*Source data*
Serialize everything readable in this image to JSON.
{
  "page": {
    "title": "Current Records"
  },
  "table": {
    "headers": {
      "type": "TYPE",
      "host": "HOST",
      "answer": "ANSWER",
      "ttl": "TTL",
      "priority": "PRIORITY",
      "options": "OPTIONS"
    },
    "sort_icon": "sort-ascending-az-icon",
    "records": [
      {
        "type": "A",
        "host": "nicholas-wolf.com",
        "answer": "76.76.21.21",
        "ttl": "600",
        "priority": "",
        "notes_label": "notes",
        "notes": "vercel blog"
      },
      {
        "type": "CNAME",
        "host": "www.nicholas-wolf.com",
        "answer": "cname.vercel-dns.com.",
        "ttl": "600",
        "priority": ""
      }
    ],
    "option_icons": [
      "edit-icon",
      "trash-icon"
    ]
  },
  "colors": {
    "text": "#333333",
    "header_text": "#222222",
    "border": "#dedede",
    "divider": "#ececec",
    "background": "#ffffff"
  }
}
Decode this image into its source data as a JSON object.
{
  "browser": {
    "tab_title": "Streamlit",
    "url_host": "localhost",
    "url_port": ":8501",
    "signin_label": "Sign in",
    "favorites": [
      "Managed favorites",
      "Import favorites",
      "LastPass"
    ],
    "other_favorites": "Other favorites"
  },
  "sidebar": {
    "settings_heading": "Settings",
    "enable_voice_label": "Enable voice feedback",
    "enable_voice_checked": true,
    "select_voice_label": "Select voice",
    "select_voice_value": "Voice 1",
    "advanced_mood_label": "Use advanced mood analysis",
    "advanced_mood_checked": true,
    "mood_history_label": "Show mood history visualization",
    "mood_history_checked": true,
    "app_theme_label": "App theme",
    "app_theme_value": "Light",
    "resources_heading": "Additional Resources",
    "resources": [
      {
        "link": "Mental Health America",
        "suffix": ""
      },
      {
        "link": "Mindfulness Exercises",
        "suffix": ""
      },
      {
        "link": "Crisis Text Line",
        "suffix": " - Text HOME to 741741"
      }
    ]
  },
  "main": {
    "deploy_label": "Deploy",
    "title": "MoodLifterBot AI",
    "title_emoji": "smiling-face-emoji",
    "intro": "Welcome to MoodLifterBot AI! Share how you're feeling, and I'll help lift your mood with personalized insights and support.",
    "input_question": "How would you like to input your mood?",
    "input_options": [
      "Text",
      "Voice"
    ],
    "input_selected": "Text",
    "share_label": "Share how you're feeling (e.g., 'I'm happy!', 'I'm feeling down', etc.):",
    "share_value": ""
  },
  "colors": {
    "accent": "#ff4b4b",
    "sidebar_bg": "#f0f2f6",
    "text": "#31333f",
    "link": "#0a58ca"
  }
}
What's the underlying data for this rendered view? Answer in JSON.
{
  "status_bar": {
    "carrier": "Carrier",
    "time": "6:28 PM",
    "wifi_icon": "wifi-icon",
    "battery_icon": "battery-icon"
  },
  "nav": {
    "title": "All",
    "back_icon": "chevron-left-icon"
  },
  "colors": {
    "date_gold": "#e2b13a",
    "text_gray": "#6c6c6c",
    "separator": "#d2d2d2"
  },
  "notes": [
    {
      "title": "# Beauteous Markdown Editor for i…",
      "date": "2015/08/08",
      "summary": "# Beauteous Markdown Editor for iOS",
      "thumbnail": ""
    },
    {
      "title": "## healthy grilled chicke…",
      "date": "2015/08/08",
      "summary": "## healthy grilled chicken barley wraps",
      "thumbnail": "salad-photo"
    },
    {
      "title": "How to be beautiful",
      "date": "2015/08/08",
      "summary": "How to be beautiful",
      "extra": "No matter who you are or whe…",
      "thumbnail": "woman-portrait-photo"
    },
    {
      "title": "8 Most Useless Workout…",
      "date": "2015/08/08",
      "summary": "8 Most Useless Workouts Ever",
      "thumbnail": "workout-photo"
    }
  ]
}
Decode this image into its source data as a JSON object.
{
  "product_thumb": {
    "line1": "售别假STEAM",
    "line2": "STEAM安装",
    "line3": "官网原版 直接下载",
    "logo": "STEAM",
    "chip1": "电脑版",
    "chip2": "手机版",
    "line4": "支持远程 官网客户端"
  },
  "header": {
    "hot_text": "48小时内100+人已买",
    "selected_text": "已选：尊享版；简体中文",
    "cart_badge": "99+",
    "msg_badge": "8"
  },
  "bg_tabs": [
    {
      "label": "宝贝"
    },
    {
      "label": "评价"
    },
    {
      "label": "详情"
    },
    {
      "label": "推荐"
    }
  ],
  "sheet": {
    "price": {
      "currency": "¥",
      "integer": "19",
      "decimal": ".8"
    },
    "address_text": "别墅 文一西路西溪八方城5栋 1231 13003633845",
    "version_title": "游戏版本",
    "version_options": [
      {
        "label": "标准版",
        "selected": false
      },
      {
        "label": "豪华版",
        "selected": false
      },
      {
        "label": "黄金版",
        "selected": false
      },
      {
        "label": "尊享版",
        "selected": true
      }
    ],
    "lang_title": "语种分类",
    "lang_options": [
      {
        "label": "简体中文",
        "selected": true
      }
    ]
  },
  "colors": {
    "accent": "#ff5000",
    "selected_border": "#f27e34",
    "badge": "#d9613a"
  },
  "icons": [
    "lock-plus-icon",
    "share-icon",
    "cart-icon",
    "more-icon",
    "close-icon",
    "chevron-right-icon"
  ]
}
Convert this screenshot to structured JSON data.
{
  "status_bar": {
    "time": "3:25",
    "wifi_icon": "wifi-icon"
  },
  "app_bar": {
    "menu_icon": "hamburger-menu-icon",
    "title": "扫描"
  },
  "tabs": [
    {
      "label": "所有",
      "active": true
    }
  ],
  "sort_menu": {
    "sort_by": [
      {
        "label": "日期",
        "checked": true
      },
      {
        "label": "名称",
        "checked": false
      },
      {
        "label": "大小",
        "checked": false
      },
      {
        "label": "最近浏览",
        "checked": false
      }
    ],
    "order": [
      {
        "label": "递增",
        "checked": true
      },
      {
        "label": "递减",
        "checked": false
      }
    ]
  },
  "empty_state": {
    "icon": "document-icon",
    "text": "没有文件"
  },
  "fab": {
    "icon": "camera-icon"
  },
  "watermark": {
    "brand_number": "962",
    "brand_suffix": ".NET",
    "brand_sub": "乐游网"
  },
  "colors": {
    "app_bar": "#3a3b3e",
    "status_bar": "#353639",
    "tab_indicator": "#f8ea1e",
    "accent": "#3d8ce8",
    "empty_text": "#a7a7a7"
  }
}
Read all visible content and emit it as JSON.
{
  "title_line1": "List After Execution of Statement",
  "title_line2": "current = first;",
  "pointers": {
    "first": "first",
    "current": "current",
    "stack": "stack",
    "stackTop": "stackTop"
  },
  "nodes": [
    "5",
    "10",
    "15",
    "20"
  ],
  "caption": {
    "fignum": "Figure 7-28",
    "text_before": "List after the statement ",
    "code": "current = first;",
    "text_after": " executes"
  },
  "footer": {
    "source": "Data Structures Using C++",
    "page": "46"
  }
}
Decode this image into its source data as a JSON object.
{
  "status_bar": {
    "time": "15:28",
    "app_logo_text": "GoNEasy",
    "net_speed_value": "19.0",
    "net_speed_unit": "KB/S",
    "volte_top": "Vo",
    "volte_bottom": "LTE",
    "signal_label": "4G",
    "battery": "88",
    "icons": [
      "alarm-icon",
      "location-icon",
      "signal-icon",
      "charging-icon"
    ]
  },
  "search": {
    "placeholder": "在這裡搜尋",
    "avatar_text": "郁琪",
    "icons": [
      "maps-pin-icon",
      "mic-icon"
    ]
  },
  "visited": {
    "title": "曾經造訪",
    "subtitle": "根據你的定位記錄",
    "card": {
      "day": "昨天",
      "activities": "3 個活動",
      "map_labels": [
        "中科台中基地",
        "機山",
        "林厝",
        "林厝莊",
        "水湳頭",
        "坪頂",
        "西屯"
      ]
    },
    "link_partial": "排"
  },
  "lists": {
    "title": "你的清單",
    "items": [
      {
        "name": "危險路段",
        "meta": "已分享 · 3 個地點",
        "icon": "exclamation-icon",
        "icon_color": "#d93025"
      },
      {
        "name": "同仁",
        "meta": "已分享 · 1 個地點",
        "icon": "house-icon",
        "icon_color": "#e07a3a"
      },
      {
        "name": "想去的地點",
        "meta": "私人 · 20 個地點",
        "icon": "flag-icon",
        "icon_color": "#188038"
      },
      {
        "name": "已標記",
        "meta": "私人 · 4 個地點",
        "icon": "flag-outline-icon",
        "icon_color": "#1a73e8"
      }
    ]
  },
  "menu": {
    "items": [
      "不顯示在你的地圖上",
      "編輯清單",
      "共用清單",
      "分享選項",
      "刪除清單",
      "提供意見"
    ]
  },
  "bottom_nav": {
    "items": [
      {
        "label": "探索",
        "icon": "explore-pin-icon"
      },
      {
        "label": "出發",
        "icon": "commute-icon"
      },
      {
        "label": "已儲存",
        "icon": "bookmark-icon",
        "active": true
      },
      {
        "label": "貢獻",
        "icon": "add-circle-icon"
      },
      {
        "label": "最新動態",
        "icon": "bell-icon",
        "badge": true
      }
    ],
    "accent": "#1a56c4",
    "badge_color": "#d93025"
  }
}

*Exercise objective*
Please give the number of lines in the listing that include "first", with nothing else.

*Output of the task*
3